Answer with one number only: the count of lines below that hold the word "Mouse".
(Beginning of Data for this exercise)
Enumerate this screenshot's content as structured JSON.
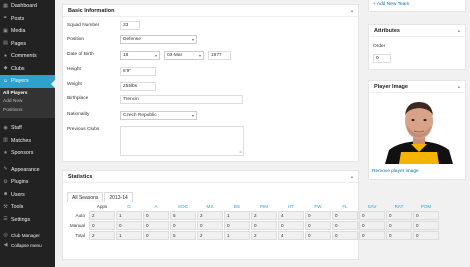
{
  "sidebar": {
    "items": [
      {
        "label": "Dashboard",
        "icon": "dashboard-icon",
        "glyph": "▦"
      },
      {
        "label": "Posts",
        "icon": "pin-icon",
        "glyph": "✒"
      },
      {
        "label": "Media",
        "icon": "media-icon",
        "glyph": "▣"
      },
      {
        "label": "Pages",
        "icon": "pages-icon",
        "glyph": "▤"
      },
      {
        "label": "Comments",
        "icon": "comments-icon",
        "glyph": "●"
      },
      {
        "label": "Clubs",
        "icon": "shield-icon",
        "glyph": "◆"
      },
      {
        "label": "Players",
        "icon": "user-icon",
        "glyph": "☺"
      }
    ],
    "players_sub": [
      "All Players",
      "Add New",
      "Positions"
    ],
    "items2": [
      {
        "label": "Staff",
        "icon": "staff-icon",
        "glyph": "◉"
      },
      {
        "label": "Matches",
        "icon": "calendar-icon",
        "glyph": "▥"
      },
      {
        "label": "Sponsors",
        "icon": "star-icon",
        "glyph": "★"
      }
    ],
    "items3": [
      {
        "label": "Appearance",
        "icon": "brush-icon",
        "glyph": "✎"
      },
      {
        "label": "Plugins",
        "icon": "plugin-icon",
        "glyph": "⚙"
      },
      {
        "label": "Users",
        "icon": "users-icon",
        "glyph": "☻"
      },
      {
        "label": "Tools",
        "icon": "wrench-icon",
        "glyph": "⚒"
      },
      {
        "label": "Settings",
        "icon": "settings-icon",
        "glyph": "☰"
      }
    ],
    "items4": [
      {
        "label": "Club Manager",
        "icon": "club-manager-icon",
        "glyph": "◎"
      },
      {
        "label": "Collapse menu",
        "icon": "collapse-icon",
        "glyph": "◀"
      }
    ]
  },
  "basic": {
    "title": "Basic Information",
    "squad_label": "Squad Number",
    "squad_value": "33",
    "position_label": "Position",
    "position_value": "Defense",
    "dob_label": "Date of Birth",
    "dob_day": "18",
    "dob_month": "03-Mar",
    "dob_year": "1977",
    "height_label": "Height",
    "height_value": "6'9\"",
    "weight_label": "Weight",
    "weight_value": "255lbs",
    "birthplace_label": "Birthplace",
    "birthplace_value": "Trencin",
    "nationality_label": "Nationality",
    "nationality_value": "Czech Republic",
    "prev_clubs_label": "Previous Clubs"
  },
  "stats": {
    "title": "Statistics",
    "tabs": [
      "All Seasons",
      "2013-14"
    ],
    "columns": [
      "Apps",
      "G",
      "A",
      "SOG",
      "MS",
      "BS",
      "PIM",
      "HT",
      "FW",
      "FL",
      "SAV",
      "RAT",
      "POM"
    ],
    "rows": [
      {
        "label": "Auto",
        "values": [
          "2",
          "1",
          "0",
          "5",
          "2",
          "1",
          "2",
          "4",
          "0",
          "0",
          "0",
          "0",
          "0"
        ]
      },
      {
        "label": "Manual",
        "values": [
          "0",
          "0",
          "0",
          "0",
          "0",
          "0",
          "0",
          "0",
          "0",
          "0",
          "0",
          "0",
          "0"
        ]
      },
      {
        "label": "Total",
        "values": [
          "2",
          "1",
          "0",
          "5",
          "2",
          "1",
          "2",
          "4",
          "0",
          "0",
          "0",
          "0",
          "0"
        ]
      }
    ]
  },
  "right": {
    "add_new_team": "+ Add New Team",
    "attributes_title": "Attributes",
    "order_label": "Order",
    "order_value": "0",
    "player_image_title": "Player Image",
    "remove_image": "Remove player image"
  },
  "colors": {
    "accent": "#2ea2cc",
    "sidebar": "#222222",
    "link": "#0074a2"
  }
}
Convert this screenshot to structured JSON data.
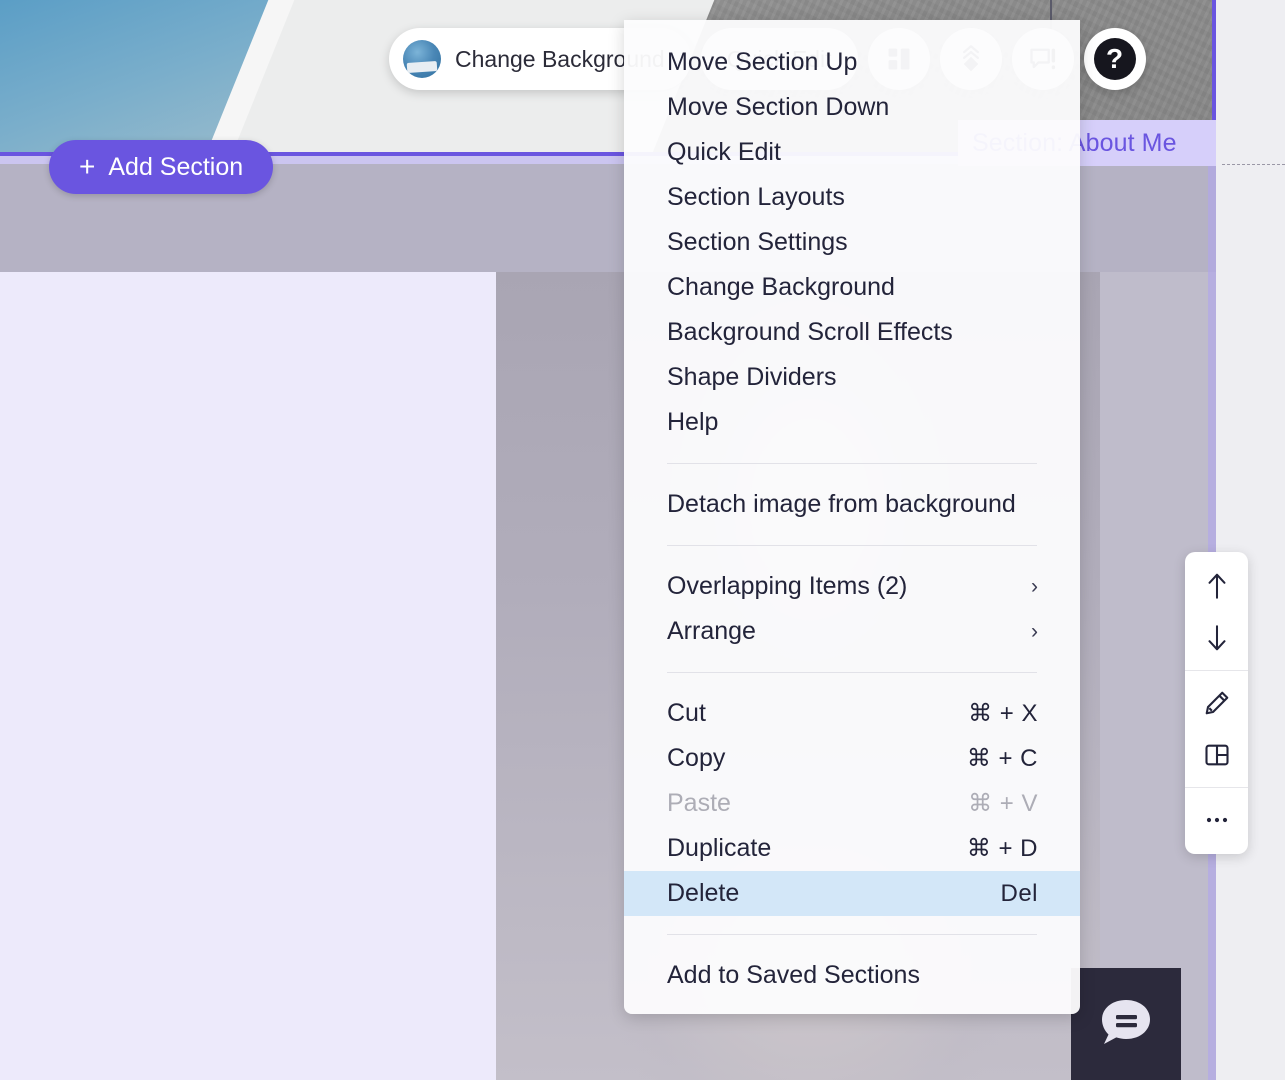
{
  "editor": {
    "section_badge": "Section: About Me",
    "add_section_label": "Add Section",
    "add_section_plus": "+",
    "toolbar": {
      "change_background_label": "Change Background",
      "quick_edit_label": "Quick Edit",
      "icons": [
        {
          "name": "layouts-icon"
        },
        {
          "name": "animation-icon"
        },
        {
          "name": "alert-tooltip-icon"
        }
      ],
      "help_label": "?"
    },
    "side_toolbar": {
      "items": [
        {
          "name": "move-up-icon"
        },
        {
          "name": "move-down-icon"
        },
        {
          "name": "edit-pencil-icon"
        },
        {
          "name": "layout-icon"
        },
        {
          "name": "more-options-icon"
        }
      ]
    },
    "chat": {
      "icon": "chat-bubble-icon"
    },
    "colors": {
      "accent_purple": "#6a55e0",
      "badge_bg": "#d6cffa",
      "highlight_blue": "#d3e7f8",
      "chat_bg": "#2c2a3c"
    }
  },
  "context_menu": {
    "groups": [
      {
        "items": [
          {
            "label": "Move Section Up",
            "shortcut": "",
            "state": "normal",
            "submenu": false
          },
          {
            "label": "Move Section Down",
            "shortcut": "",
            "state": "normal",
            "submenu": false
          },
          {
            "label": "Quick Edit",
            "shortcut": "",
            "state": "normal",
            "submenu": false
          },
          {
            "label": "Section Layouts",
            "shortcut": "",
            "state": "normal",
            "submenu": false
          },
          {
            "label": "Section Settings",
            "shortcut": "",
            "state": "normal",
            "submenu": false
          },
          {
            "label": "Change Background",
            "shortcut": "",
            "state": "normal",
            "submenu": false
          },
          {
            "label": "Background Scroll Effects",
            "shortcut": "",
            "state": "normal",
            "submenu": false
          },
          {
            "label": "Shape Dividers",
            "shortcut": "",
            "state": "normal",
            "submenu": false
          },
          {
            "label": "Help",
            "shortcut": "",
            "state": "normal",
            "submenu": false
          }
        ]
      },
      {
        "items": [
          {
            "label": "Detach image from background",
            "shortcut": "",
            "state": "normal",
            "submenu": false
          }
        ]
      },
      {
        "items": [
          {
            "label": "Overlapping Items (2)",
            "shortcut": "",
            "state": "normal",
            "submenu": true
          },
          {
            "label": "Arrange",
            "shortcut": "",
            "state": "normal",
            "submenu": true
          }
        ]
      },
      {
        "items": [
          {
            "label": "Cut",
            "shortcut": "⌘ + X",
            "state": "normal",
            "submenu": false
          },
          {
            "label": "Copy",
            "shortcut": "⌘ + C",
            "state": "normal",
            "submenu": false
          },
          {
            "label": "Paste",
            "shortcut": "⌘ + V",
            "state": "disabled",
            "submenu": false
          },
          {
            "label": "Duplicate",
            "shortcut": "⌘ + D",
            "state": "normal",
            "submenu": false
          },
          {
            "label": "Delete",
            "shortcut": "Del",
            "state": "highlight",
            "submenu": false
          }
        ]
      },
      {
        "items": [
          {
            "label": "Add to Saved Sections",
            "shortcut": "",
            "state": "normal",
            "submenu": false
          }
        ]
      }
    ]
  }
}
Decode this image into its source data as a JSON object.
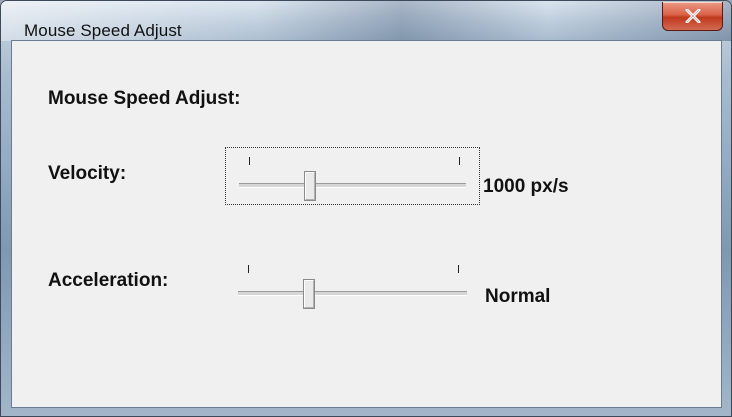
{
  "window": {
    "title": "Mouse Speed Adjust"
  },
  "dialog": {
    "heading": "Mouse Speed Adjust:",
    "velocity": {
      "label": "Velocity:",
      "value_text": "1000 px/s",
      "level": 0.3
    },
    "acceleration": {
      "label": "Acceleration:",
      "value_text": "Normal",
      "level": 0.3
    }
  },
  "icons": {
    "close": "close-icon"
  },
  "colors": {
    "close_button": "#d9634a",
    "client_bg": "#f0f0f0"
  }
}
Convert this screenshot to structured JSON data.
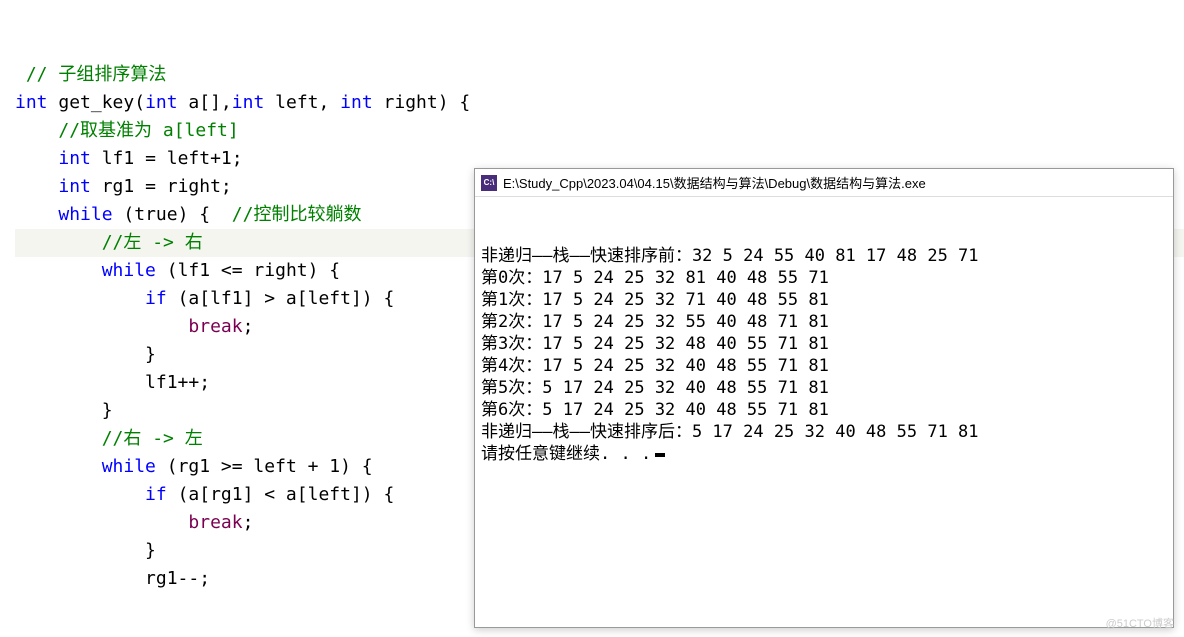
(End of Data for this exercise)
§ **Reply**
2